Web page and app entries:
- - - -
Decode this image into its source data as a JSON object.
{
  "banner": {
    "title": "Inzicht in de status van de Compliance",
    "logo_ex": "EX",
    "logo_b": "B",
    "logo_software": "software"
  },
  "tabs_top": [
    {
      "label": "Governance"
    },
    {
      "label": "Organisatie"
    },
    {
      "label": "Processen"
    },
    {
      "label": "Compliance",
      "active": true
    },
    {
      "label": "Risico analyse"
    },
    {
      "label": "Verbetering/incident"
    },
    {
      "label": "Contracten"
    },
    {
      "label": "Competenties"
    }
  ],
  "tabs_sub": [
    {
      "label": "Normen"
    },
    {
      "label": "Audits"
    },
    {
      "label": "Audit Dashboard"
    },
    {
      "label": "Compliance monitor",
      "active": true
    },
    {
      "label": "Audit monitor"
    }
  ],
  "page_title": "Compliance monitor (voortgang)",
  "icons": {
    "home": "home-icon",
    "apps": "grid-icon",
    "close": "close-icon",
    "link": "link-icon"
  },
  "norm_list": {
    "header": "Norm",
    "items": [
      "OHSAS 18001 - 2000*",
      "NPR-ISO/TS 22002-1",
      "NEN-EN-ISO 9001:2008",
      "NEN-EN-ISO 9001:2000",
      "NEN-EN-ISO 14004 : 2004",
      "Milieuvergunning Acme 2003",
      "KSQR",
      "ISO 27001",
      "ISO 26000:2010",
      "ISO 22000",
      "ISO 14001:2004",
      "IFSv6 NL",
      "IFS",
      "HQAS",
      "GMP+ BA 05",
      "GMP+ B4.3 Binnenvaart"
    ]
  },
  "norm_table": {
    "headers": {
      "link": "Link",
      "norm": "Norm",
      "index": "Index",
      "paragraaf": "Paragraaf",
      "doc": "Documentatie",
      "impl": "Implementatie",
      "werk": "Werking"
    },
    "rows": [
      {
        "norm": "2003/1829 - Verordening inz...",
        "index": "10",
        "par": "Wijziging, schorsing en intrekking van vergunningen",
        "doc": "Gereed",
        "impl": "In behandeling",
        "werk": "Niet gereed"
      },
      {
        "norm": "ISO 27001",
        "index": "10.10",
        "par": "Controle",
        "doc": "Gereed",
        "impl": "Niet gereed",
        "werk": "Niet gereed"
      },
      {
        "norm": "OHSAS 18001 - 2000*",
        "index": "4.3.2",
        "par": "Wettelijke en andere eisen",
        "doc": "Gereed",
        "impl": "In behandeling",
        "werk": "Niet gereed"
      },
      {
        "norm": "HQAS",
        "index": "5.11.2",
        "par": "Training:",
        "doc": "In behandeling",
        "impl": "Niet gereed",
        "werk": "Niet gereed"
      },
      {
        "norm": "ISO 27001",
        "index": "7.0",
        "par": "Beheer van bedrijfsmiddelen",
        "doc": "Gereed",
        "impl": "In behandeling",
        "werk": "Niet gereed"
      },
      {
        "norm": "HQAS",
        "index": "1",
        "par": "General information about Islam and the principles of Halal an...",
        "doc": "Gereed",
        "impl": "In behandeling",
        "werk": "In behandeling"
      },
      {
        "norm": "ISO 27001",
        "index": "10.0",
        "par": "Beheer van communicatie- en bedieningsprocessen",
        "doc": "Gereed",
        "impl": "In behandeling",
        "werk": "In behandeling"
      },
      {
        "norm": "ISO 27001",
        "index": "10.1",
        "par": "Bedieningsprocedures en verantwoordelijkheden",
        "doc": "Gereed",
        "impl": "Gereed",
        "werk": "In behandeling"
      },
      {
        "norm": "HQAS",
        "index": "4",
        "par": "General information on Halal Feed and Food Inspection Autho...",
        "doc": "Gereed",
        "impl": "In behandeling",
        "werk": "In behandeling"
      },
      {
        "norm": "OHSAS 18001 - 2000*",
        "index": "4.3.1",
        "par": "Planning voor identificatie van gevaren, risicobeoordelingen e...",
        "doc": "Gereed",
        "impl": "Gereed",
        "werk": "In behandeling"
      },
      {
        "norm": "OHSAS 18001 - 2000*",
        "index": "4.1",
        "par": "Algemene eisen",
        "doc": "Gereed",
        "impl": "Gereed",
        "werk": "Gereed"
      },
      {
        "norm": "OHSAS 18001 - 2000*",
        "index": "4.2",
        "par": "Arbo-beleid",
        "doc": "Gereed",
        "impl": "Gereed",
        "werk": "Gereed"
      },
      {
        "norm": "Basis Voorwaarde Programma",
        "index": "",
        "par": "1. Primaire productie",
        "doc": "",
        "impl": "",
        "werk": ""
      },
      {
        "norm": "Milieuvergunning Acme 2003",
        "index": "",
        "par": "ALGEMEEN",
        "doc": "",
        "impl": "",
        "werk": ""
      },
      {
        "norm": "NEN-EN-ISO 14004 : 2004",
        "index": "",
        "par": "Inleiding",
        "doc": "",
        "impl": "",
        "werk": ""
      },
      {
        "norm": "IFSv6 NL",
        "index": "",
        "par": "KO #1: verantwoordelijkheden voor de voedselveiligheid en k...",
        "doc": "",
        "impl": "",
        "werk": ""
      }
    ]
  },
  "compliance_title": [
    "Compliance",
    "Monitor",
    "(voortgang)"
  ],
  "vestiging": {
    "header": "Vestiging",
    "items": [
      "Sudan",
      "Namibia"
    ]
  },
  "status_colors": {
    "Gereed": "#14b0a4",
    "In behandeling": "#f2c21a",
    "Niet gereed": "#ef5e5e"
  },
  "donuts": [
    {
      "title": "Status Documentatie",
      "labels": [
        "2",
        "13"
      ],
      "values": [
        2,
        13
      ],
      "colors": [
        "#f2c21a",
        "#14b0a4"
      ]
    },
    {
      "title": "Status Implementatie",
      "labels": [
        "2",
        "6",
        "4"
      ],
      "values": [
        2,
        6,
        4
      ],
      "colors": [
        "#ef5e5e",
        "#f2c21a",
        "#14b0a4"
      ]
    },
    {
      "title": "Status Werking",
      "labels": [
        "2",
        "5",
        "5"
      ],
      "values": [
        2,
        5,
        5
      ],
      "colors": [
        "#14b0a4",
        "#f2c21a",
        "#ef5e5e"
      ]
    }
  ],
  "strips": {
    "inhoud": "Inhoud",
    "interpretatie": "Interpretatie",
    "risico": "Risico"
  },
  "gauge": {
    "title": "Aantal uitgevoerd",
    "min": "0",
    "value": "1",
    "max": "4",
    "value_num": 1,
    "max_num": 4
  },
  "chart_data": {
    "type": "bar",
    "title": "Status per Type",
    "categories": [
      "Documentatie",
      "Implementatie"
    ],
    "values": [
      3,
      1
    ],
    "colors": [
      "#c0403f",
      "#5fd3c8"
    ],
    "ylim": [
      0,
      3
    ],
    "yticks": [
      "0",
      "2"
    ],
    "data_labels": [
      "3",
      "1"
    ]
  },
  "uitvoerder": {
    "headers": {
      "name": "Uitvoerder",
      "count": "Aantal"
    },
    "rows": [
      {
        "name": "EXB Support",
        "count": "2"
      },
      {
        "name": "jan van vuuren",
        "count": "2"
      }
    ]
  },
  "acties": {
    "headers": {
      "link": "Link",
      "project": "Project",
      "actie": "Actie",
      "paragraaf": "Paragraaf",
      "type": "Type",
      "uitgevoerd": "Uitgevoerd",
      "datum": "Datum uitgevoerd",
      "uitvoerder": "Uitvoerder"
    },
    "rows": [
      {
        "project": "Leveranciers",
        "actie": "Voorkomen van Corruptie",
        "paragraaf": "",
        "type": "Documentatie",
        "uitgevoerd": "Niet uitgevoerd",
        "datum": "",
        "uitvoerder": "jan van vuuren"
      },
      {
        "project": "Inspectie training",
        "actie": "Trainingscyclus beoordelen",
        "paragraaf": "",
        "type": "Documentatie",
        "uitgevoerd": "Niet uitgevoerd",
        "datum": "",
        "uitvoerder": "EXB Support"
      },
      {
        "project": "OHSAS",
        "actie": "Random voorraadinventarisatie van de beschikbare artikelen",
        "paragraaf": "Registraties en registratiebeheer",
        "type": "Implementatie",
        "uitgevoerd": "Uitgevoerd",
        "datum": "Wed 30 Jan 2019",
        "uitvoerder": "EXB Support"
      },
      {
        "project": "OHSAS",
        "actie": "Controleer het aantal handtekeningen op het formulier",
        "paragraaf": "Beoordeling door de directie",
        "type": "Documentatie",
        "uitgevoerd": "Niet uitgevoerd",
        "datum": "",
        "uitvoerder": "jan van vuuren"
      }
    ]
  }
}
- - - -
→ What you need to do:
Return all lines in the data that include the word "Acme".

→ Problem solution:
      "Milieuvergunning Acme 2003",
        "norm": "Milieuvergunning Acme 2003",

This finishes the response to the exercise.